Tools such as standard operating procedures (SOPs) and checklists ensure that every factor is considered when installing a physical security system – or do they? Security system installations are detailed projects, and any overlooked detail is a missed opportunity to make the system better. We asked this week’s Expert Panel Roundtable: What is the most overlooked factor when installing physical security systems?
While unpacking our bags from a trade show, it is interesting to consider the dominant themes and trends we heard and saw at the show. So it is with the recently concluded Global Security Exchange (GSX) show in Chicago, presented by ASIS International. Amid all the product promotion, training sessions, networking and tired feet at the show, what really stood out? We asked this week’s Expert Panel Roundtable: What was the big news at the GSX 2019 trade show in Chicago?
With the advent of online shopping, brick-and-mortar retail businesses are challenged to make transactions more convenient while enhancing the “experience” aspects that differentiate real-life shopping from the simpler route of clicking on a website. Technology is helping retailers create that differentiation, including technologies such as video systems, deep learning analytics and point-of-sale (POS) integrations that have evolved from innovation in the physical security market. For more insights, we asked this week’s Expert Panel Roundtable: What new security industry technologies are having an impact on the retail market?
Video security systems: Manufacturers & Suppliers
- Dahua Technology Video security systems
- Teleste Video security systems

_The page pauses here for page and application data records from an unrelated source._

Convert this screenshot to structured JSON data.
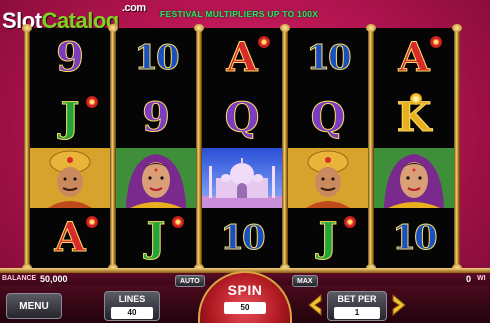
{
  "brand": {
    "slot": "Slot",
    "catalog": "Catalog",
    "dotcom": ".com"
  },
  "banner": "FESTIVAL MULTIPLIERS UP TO 100X",
  "reels": [
    [
      {
        "type": "letter",
        "text": "9",
        "cls": "nine"
      },
      {
        "type": "letter",
        "text": "J",
        "cls": "jack",
        "flower": "red"
      },
      {
        "type": "pic",
        "icon": "maharaja-symbol"
      },
      {
        "type": "letter",
        "text": "A",
        "cls": "ace",
        "flower": "red"
      }
    ],
    [
      {
        "type": "letter",
        "text": "10",
        "cls": "ten"
      },
      {
        "type": "letter",
        "text": "9",
        "cls": "nine"
      },
      {
        "type": "pic",
        "icon": "princess-symbol"
      },
      {
        "type": "letter",
        "text": "J",
        "cls": "jack",
        "flower": "red"
      }
    ],
    [
      {
        "type": "letter",
        "text": "A",
        "cls": "ace",
        "flower": "red"
      },
      {
        "type": "letter",
        "text": "Q",
        "cls": "queen"
      },
      {
        "type": "pic",
        "icon": "taj-mahal-symbol"
      },
      {
        "type": "letter",
        "text": "10",
        "cls": "ten"
      }
    ],
    [
      {
        "type": "letter",
        "text": "10",
        "cls": "ten"
      },
      {
        "type": "letter",
        "text": "Q",
        "cls": "queen"
      },
      {
        "type": "pic",
        "icon": "maharaja-symbol"
      },
      {
        "type": "letter",
        "text": "J",
        "cls": "jack",
        "flower": "red"
      }
    ],
    [
      {
        "type": "letter",
        "text": "A",
        "cls": "ace",
        "flower": "red"
      },
      {
        "type": "letter",
        "text": "K",
        "cls": "king",
        "flower": "gold"
      },
      {
        "type": "pic",
        "icon": "princess-symbol"
      },
      {
        "type": "letter",
        "text": "10",
        "cls": "ten"
      }
    ]
  ],
  "status": {
    "balance_label": "BALANCE",
    "balance_value": "50,000",
    "win_value": "0",
    "win_label": "WI"
  },
  "controls": {
    "menu": "MENU",
    "lines_label": "LINES",
    "lines_value": "40",
    "auto": "AUTO",
    "max": "MAX",
    "spin_label": "SPIN",
    "spin_value": "50",
    "betper_label": "BET PER",
    "betper_value": "1"
  },
  "colors": {
    "accent": "#d9a441",
    "background": "#b81552",
    "banner": "#2ee06a"
  }
}
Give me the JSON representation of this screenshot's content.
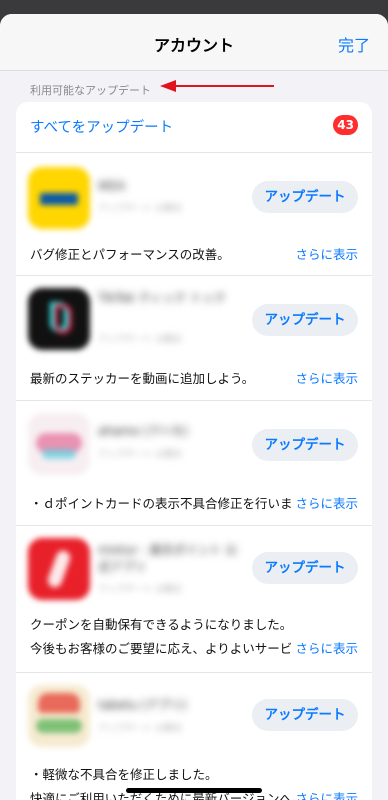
{
  "nav": {
    "title": "アカウント",
    "done_label": "完了"
  },
  "section": {
    "label": "利用可能なアップデート"
  },
  "update_all": {
    "label": "すべてをアップデート",
    "count": "43"
  },
  "apps": [
    {
      "name": "IKEA",
      "sub": "アップデート 公開日",
      "button": "アップデート",
      "notes": [
        "バグ修正とパフォーマンスの改善。"
      ],
      "more": "さらに表示",
      "icon_color": "#ffd600"
    },
    {
      "name": "TikTok ティック トック",
      "sub": "アップデート 公開日",
      "button": "アップデート",
      "notes": [
        "最新のステッカーを動画に追加しよう。"
      ],
      "more": "さらに表示",
      "icon_color": "#111111"
    },
    {
      "name": "ahamo (アハモ)",
      "sub": "アップデート 公開日",
      "button": "アップデート",
      "notes": [
        "・ｄポイントカードの表示不具合修正を行いました"
      ],
      "more": "さらに表示",
      "icon_color": "#f2d0d8"
    },
    {
      "name": "mixtur - 楽天ポイント 公式アプリ",
      "sub": "アップデート 公開日",
      "button": "アップデート",
      "notes": [
        "クーポンを自動保有できるようになりました。",
        "今後もお客様のご要望に応え、よりよいサービスを"
      ],
      "more": "さらに表示",
      "icon_color": "#e8202a"
    },
    {
      "name": "tabetu (アプリ)",
      "sub": "アップデート 公開日",
      "button": "アップデート",
      "notes": [
        "・軽微な不具合を修正しました。",
        "快適にご利用いただくために最新バージョンへ"
      ],
      "more": "さらに表示",
      "icon_color": "#f4e6c8"
    }
  ]
}
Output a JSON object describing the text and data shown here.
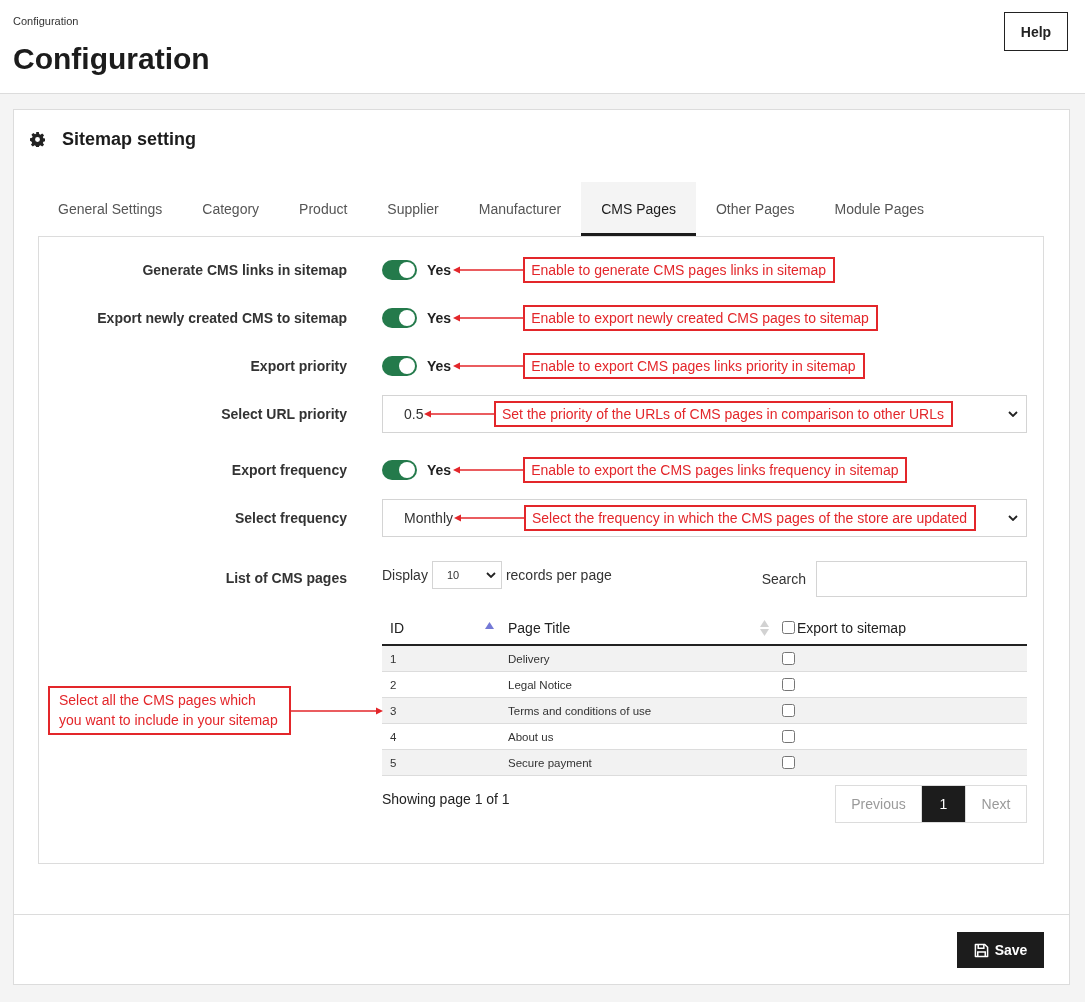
{
  "breadcrumb": "Configuration",
  "page_title": "Configuration",
  "help_button": "Help",
  "panel": {
    "title": "Sitemap setting"
  },
  "tabs": [
    {
      "label": "General Settings",
      "selected": false
    },
    {
      "label": "Category",
      "selected": false
    },
    {
      "label": "Product",
      "selected": false
    },
    {
      "label": "Supplier",
      "selected": false
    },
    {
      "label": "Manufacturer",
      "selected": false
    },
    {
      "label": "CMS Pages",
      "selected": true
    },
    {
      "label": "Other Pages",
      "selected": false
    },
    {
      "label": "Module Pages",
      "selected": false
    }
  ],
  "settings": [
    {
      "kind": "toggle",
      "label": "Generate CMS links in sitemap",
      "on": true,
      "value": "Yes",
      "callout": "Enable to generate CMS pages links in sitemap"
    },
    {
      "kind": "toggle",
      "label": "Export newly created CMS to sitemap",
      "on": true,
      "value": "Yes",
      "callout": "Enable to export newly created CMS pages to sitemap"
    },
    {
      "kind": "toggle",
      "label": "Export priority",
      "on": true,
      "value": "Yes",
      "callout": "Enable to export CMS pages links priority in sitemap"
    },
    {
      "kind": "select",
      "label": "Select URL priority",
      "value": "0.5",
      "callout": "Set the priority of the URLs of CMS pages in comparison to other URLs"
    },
    {
      "kind": "toggle",
      "label": "Export frequency",
      "on": true,
      "value": "Yes",
      "callout": "Enable to export the CMS pages links frequency in sitemap"
    },
    {
      "kind": "select",
      "label": "Select frequency",
      "value": "Monthly",
      "callout": "Select the frequency in which the CMS pages of the store are updated"
    }
  ],
  "cms_list": {
    "label": "List of CMS pages",
    "display_label": "Display",
    "page_size": "10",
    "records_label": "records per page",
    "search_label": "Search",
    "columns": [
      {
        "kind": "sortable",
        "label": "ID",
        "sorted": true
      },
      {
        "kind": "sortable",
        "label": "Page Title",
        "sorted": false
      },
      {
        "kind": "checkbox",
        "label": "Export to sitemap",
        "checked": false
      }
    ],
    "rows": [
      {
        "id": "1",
        "title": "Delivery",
        "checked": false
      },
      {
        "id": "2",
        "title": "Legal Notice",
        "checked": false
      },
      {
        "id": "3",
        "title": "Terms and conditions of use",
        "checked": false
      },
      {
        "id": "4",
        "title": "About us",
        "checked": false
      },
      {
        "id": "5",
        "title": "Secure payment",
        "checked": false
      }
    ],
    "callout": "Select all the CMS pages which\nyou want to include in your sitemap",
    "summary": "Showing page 1 of 1",
    "pagination": [
      {
        "label": "Previous",
        "selected": false,
        "disabled": true
      },
      {
        "label": "1",
        "selected": true,
        "disabled": false
      },
      {
        "label": "Next",
        "selected": false,
        "disabled": true
      }
    ]
  },
  "save_button": "Save"
}
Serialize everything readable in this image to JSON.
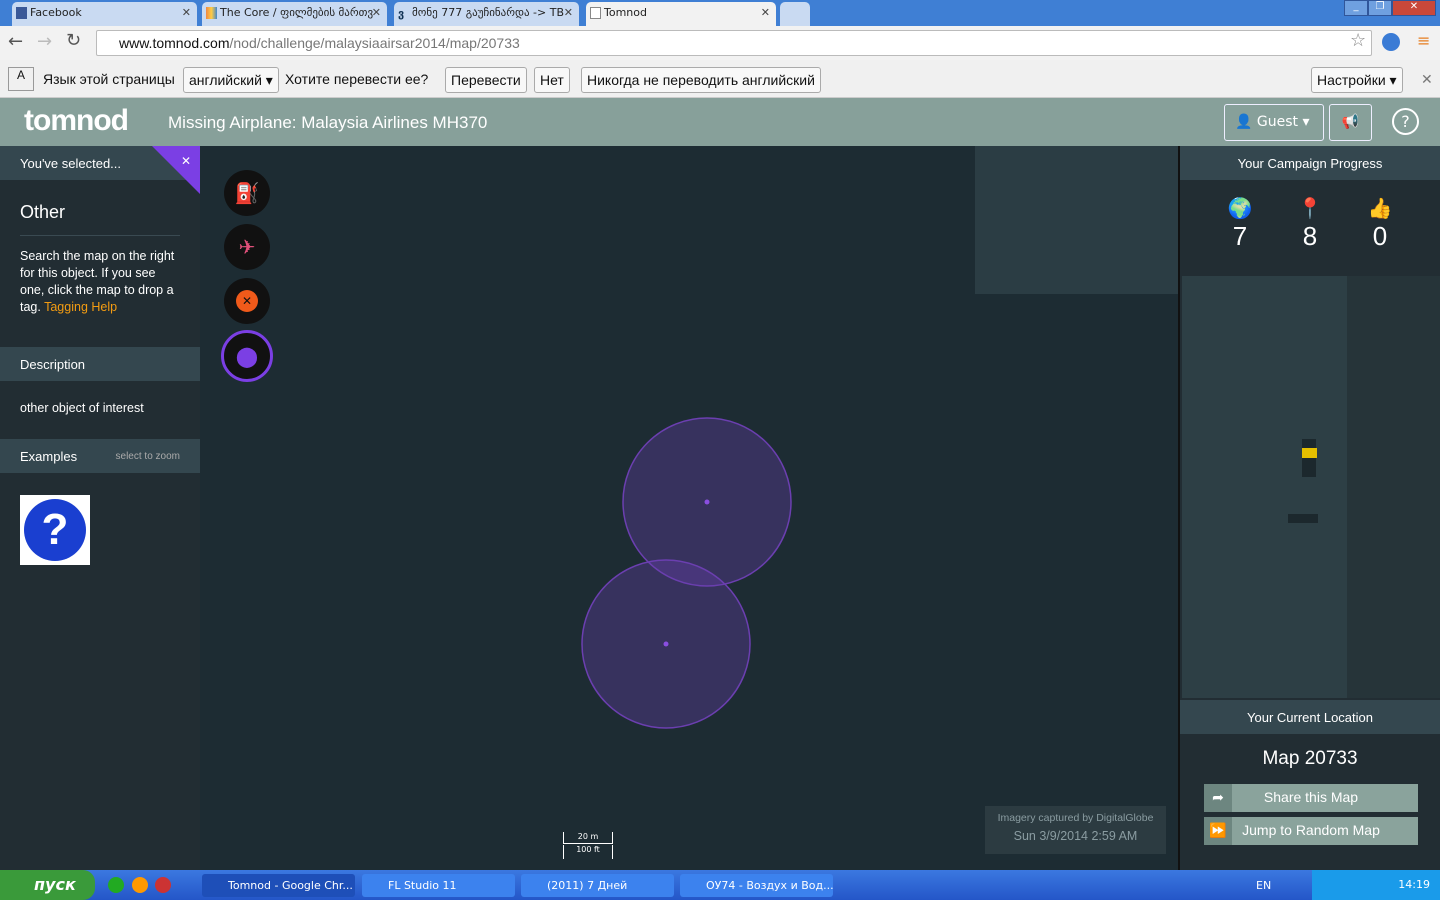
{
  "browser": {
    "tabs": [
      {
        "label": "Facebook"
      },
      {
        "label": "The Core / ფილმების მართვ"
      },
      {
        "label": "მონე 777 გაუჩინარდა -> TB"
      },
      {
        "label": "Tomnod"
      }
    ],
    "url_host": "www.tomnod.com",
    "url_path": "/nod/challenge/malaysiaairsar2014/map/20733"
  },
  "translate": {
    "lang_label": "Язык этой страницы",
    "lang_value": "английский",
    "question": "Хотите перевести ее?",
    "translate": "Перевести",
    "no": "Нет",
    "never": "Никогда не переводить английский",
    "settings": "Настройки"
  },
  "header": {
    "logo": "tomnod",
    "title": "Missing Airplane: Malaysia Airlines MH370",
    "guest": "Guest",
    "help": "?"
  },
  "left": {
    "selected": "You've selected...",
    "type": "Other",
    "instructions": "Search the map on the right for this object. If you see one, click the map to drop a tag.",
    "help_link": "Tagging Help",
    "description_label": "Description",
    "description": "other object of interest",
    "examples_label": "Examples",
    "examples_hint": "select to zoom"
  },
  "tools": [
    "fuel-icon",
    "airplane-crash-icon",
    "cancel-icon",
    "map-pin-icon"
  ],
  "map": {
    "attribution": "Imagery captured by DigitalGlobe",
    "date": "Sun 3/9/2014 2:59 AM",
    "scale_m": "20 m",
    "scale_ft": "100 ft",
    "tag_color": "#6b3fb0"
  },
  "right": {
    "progress_title": "Your Campaign Progress",
    "maps": "7",
    "tags": "8",
    "votes": "0",
    "location_title": "Your Current Location",
    "map_name": "Map 20733",
    "share": "Share this Map",
    "jump": "Jump to Random Map"
  },
  "taskbar": {
    "start": "пуск",
    "tasks": [
      "Tomnod - Google Chr...",
      "FL Studio 11",
      "(2011) 7 Дней",
      "ОУ74 - Воздух и Вод..."
    ],
    "lang": "EN",
    "time": "14:19"
  }
}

- Hikvision Video security systems
- Videotec Video security systems
- Meyertech Video security systems
- Pelco Video security systems
- Bosch Video security systems
- Vanderbilt Video security systems
- ComNet Video security systems
- Hanwha Techwin Video security systems
- VIVOTEK Video security systems
- Vicon Video security systems
- LILIN Video security systems
- OT Systems Video security systems
- Avigilon Video security systems
- Hunt Electronic Video security systems
- Arecont Vision Video security systems
- Hunt Electronics Video security systems
- AMAG Video security systems
- Milestone Video security systems